**Description of the task**
Below are some records; give them all again exactly, but not the pictures.

◆ ◆ ◆ ◆ ◆

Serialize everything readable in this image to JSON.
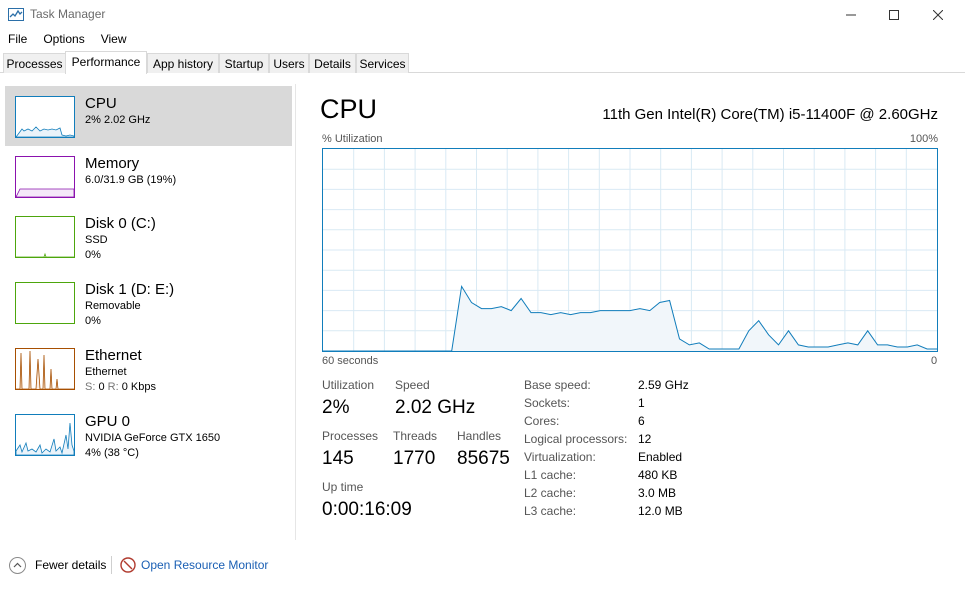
{
  "window": {
    "title": "Task Manager"
  },
  "menu": [
    "File",
    "Options",
    "View"
  ],
  "tabs": [
    {
      "label": "Processes",
      "active": false
    },
    {
      "label": "Performance",
      "active": true
    },
    {
      "label": "App history",
      "active": false
    },
    {
      "label": "Startup",
      "active": false
    },
    {
      "label": "Users",
      "active": false
    },
    {
      "label": "Details",
      "active": false
    },
    {
      "label": "Services",
      "active": false
    }
  ],
  "resources": [
    {
      "name": "CPU",
      "line1": "2% 2.02 GHz",
      "line2": "",
      "color": "#117dbb",
      "selected": true
    },
    {
      "name": "Memory",
      "line1": "6.0/31.9 GB (19%)",
      "line2": "",
      "color": "#8b12ae",
      "selected": false
    },
    {
      "name": "Disk 0 (C:)",
      "line1": "SSD",
      "line2": "0%",
      "color": "#4da60c",
      "selected": false
    },
    {
      "name": "Disk 1 (D: E:)",
      "line1": "Removable",
      "line2": "0%",
      "color": "#4da60c",
      "selected": false
    },
    {
      "name": "Ethernet",
      "line1": "Ethernet",
      "line2_muted_s": "S:",
      "line2_s": "0",
      "line2_muted_r": "R:",
      "line2_r": "0 Kbps",
      "color": "#a74f01",
      "selected": false
    },
    {
      "name": "GPU 0",
      "line1": "NVIDIA GeForce GTX 1650",
      "line2": "4% (38 °C)",
      "color": "#117dbb",
      "selected": false
    }
  ],
  "main": {
    "title": "CPU",
    "model": "11th Gen Intel(R) Core(TM) i5-11400F @ 2.60GHz",
    "y_label": "% Utilization",
    "y_max_label": "100%",
    "x_left_label": "60 seconds",
    "x_right_label": "0",
    "graph_color": "#117dbb",
    "utilization_history": [
      0,
      0,
      0,
      0,
      0,
      0,
      0,
      0,
      0,
      0,
      0,
      0,
      0,
      0,
      32,
      24,
      21,
      21,
      22,
      20,
      26,
      19,
      19,
      18,
      19,
      18,
      19,
      19,
      20,
      20,
      20,
      20,
      21,
      20,
      24,
      25,
      6,
      3,
      4,
      1,
      1,
      1,
      1,
      10,
      15,
      8,
      3,
      10,
      3,
      2,
      2,
      2,
      3,
      4,
      3,
      10,
      3,
      3,
      2,
      2,
      3,
      1,
      1
    ]
  },
  "stats": {
    "utilization_label": "Utilization",
    "utilization_value": "2%",
    "speed_label": "Speed",
    "speed_value": "2.02 GHz",
    "processes_label": "Processes",
    "processes_value": "145",
    "threads_label": "Threads",
    "threads_value": "1770",
    "handles_label": "Handles",
    "handles_value": "85675",
    "uptime_label": "Up time",
    "uptime_value": "0:00:16:09"
  },
  "details": [
    {
      "label": "Base speed:",
      "value": "2.59 GHz"
    },
    {
      "label": "Sockets:",
      "value": "1"
    },
    {
      "label": "Cores:",
      "value": "6"
    },
    {
      "label": "Logical processors:",
      "value": "12"
    },
    {
      "label": "Virtualization:",
      "value": "Enabled"
    },
    {
      "label": "L1 cache:",
      "value": "480 KB"
    },
    {
      "label": "L2 cache:",
      "value": "3.0 MB"
    },
    {
      "label": "L3 cache:",
      "value": "12.0 MB"
    }
  ],
  "footer": {
    "fewer_details": "Fewer details",
    "resource_monitor": "Open Resource Monitor"
  }
}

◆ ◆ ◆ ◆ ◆

**Exercise result**
Serialize everything readable in this image to JSON.
{
  "window": {
    "title": "Task Manager"
  },
  "menu": [
    "File",
    "Options",
    "View"
  ],
  "tabs": [
    {
      "label": "Processes",
      "active": false
    },
    {
      "label": "Performance",
      "active": true
    },
    {
      "label": "App history",
      "active": false
    },
    {
      "label": "Startup",
      "active": false
    },
    {
      "label": "Users",
      "active": false
    },
    {
      "label": "Details",
      "active": false
    },
    {
      "label": "Services",
      "active": false
    }
  ],
  "resources": [
    {
      "name": "CPU",
      "line1": "2% 2.02 GHz",
      "line2": "",
      "color": "#117dbb",
      "selected": true
    },
    {
      "name": "Memory",
      "line1": "6.0/31.9 GB (19%)",
      "line2": "",
      "color": "#8b12ae",
      "selected": false
    },
    {
      "name": "Disk 0 (C:)",
      "line1": "SSD",
      "line2": "0%",
      "color": "#4da60c",
      "selected": false
    },
    {
      "name": "Disk 1 (D: E:)",
      "line1": "Removable",
      "line2": "0%",
      "color": "#4da60c",
      "selected": false
    },
    {
      "name": "Ethernet",
      "line1": "Ethernet",
      "line2_muted_s": "S:",
      "line2_s": "0",
      "line2_muted_r": "R:",
      "line2_r": "0 Kbps",
      "color": "#a74f01",
      "selected": false
    },
    {
      "name": "GPU 0",
      "line1": "NVIDIA GeForce GTX 1650",
      "line2": "4% (38 °C)",
      "color": "#117dbb",
      "selected": false
    }
  ],
  "main": {
    "title": "CPU",
    "model": "11th Gen Intel(R) Core(TM) i5-11400F @ 2.60GHz",
    "y_label": "% Utilization",
    "y_max_label": "100%",
    "x_left_label": "60 seconds",
    "x_right_label": "0",
    "graph_color": "#117dbb",
    "utilization_history": [
      0,
      0,
      0,
      0,
      0,
      0,
      0,
      0,
      0,
      0,
      0,
      0,
      0,
      0,
      32,
      24,
      21,
      21,
      22,
      20,
      26,
      19,
      19,
      18,
      19,
      18,
      19,
      19,
      20,
      20,
      20,
      20,
      21,
      20,
      24,
      25,
      6,
      3,
      4,
      1,
      1,
      1,
      1,
      10,
      15,
      8,
      3,
      10,
      3,
      2,
      2,
      2,
      3,
      4,
      3,
      10,
      3,
      3,
      2,
      2,
      3,
      1,
      1
    ]
  },
  "stats": {
    "utilization_label": "Utilization",
    "utilization_value": "2%",
    "speed_label": "Speed",
    "speed_value": "2.02 GHz",
    "processes_label": "Processes",
    "processes_value": "145",
    "threads_label": "Threads",
    "threads_value": "1770",
    "handles_label": "Handles",
    "handles_value": "85675",
    "uptime_label": "Up time",
    "uptime_value": "0:00:16:09"
  },
  "details": [
    {
      "label": "Base speed:",
      "value": "2.59 GHz"
    },
    {
      "label": "Sockets:",
      "value": "1"
    },
    {
      "label": "Cores:",
      "value": "6"
    },
    {
      "label": "Logical processors:",
      "value": "12"
    },
    {
      "label": "Virtualization:",
      "value": "Enabled"
    },
    {
      "label": "L1 cache:",
      "value": "480 KB"
    },
    {
      "label": "L2 cache:",
      "value": "3.0 MB"
    },
    {
      "label": "L3 cache:",
      "value": "12.0 MB"
    }
  ],
  "footer": {
    "fewer_details": "Fewer details",
    "resource_monitor": "Open Resource Monitor"
  }
}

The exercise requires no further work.